Canon's PowerShot SD900 squeezes 10-megapixel resolution and a 3X optical zoom into a curvy, titanium body.
This champagne-colored digicam looks stylish and feels solid. At 6.7 ounces and 1.1 inches thick, it easily fit into our pocket. Our only complaint about the appearance is how easily the SD900 smudges. After only a few minutes of handling, the camera was loaded with fingerprints.
The 2.5-inch LCD is bright and fills most of this digicam's rear. Unlike many point-and-shoots we've recently tested, Canon included an optical viewfinder, which is nice if you prefer to shoot more traditionally (and save on battery life in the process). All of the controls are on the right side of the LCD. We found switching modes and tweaking settings to be fairly simple.
The SD900 includes 11 scene modes, ranging from Kids & Pets to Aquarium. We tested several of these and were satisfied with the results. You can adjust the white balance, exposure, and ISO sensitivity, but beginners will be satisfied with the default Auto mode.
On our tests, the SD900 produced decent images with accurate color saturation. Noise wasn't an issue until we tried to shoot in low light and cranked the ISO up to 1600. At this high setting, details began to blur and images became grainy. On the other hand, almost every digicam we've tested develops a fair amount of pixelation above ISO 800.
The startup time and time between shots were fairly speedy. We didn't experience more than a two-second delay when shooting images in rapid succession. Turning on the flash slowed things down by about a second.

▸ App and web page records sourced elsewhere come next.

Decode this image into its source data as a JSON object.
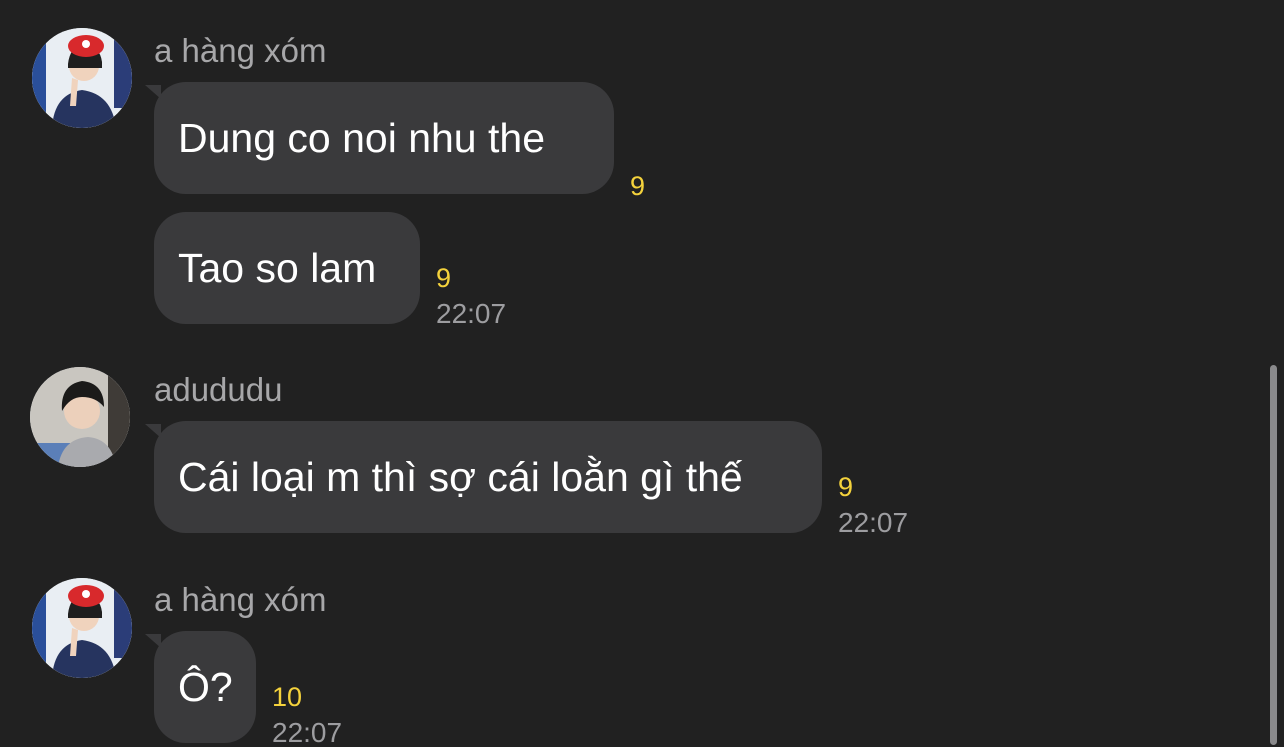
{
  "chat": {
    "groups": [
      {
        "sender": "a hàng xóm",
        "avatar_icon": "profile-photo-red-cap",
        "messages": [
          {
            "text": "Dung co noi nhu the",
            "unread_count": "9",
            "time": ""
          },
          {
            "text": "Tao so lam",
            "unread_count": "9",
            "time": "22:07"
          }
        ]
      },
      {
        "sender": "adududu",
        "avatar_icon": "profile-photo-dark-hair",
        "messages": [
          {
            "text": "Cái loại m thì sợ cái loằn gì thế",
            "unread_count": "9",
            "time": "22:07"
          }
        ]
      },
      {
        "sender": "a hàng xóm",
        "avatar_icon": "profile-photo-red-cap",
        "messages": [
          {
            "text": "Ô?",
            "unread_count": "10",
            "time": "22:07"
          }
        ]
      }
    ]
  },
  "colors": {
    "background": "#212121",
    "bubble": "#3a3a3c",
    "unread": "#f4d23c",
    "sender": "#a7a7a9",
    "time": "#9d9da0"
  }
}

The SD900 also captures acceptable 30-fps VGA clips and clear 15-fps XGA movies. You can't zoom while filming in higher-definition, but we had no problem getting closer in Standard mode.
The Canon PowerShot SD900 packs a lot of megapixels into a good-looking design. And while it produced good results, we prefer the 10-MP HP Photosmart R967 and the Casio Exilim EX-Z1000, both of which offer the same or better performance for less money.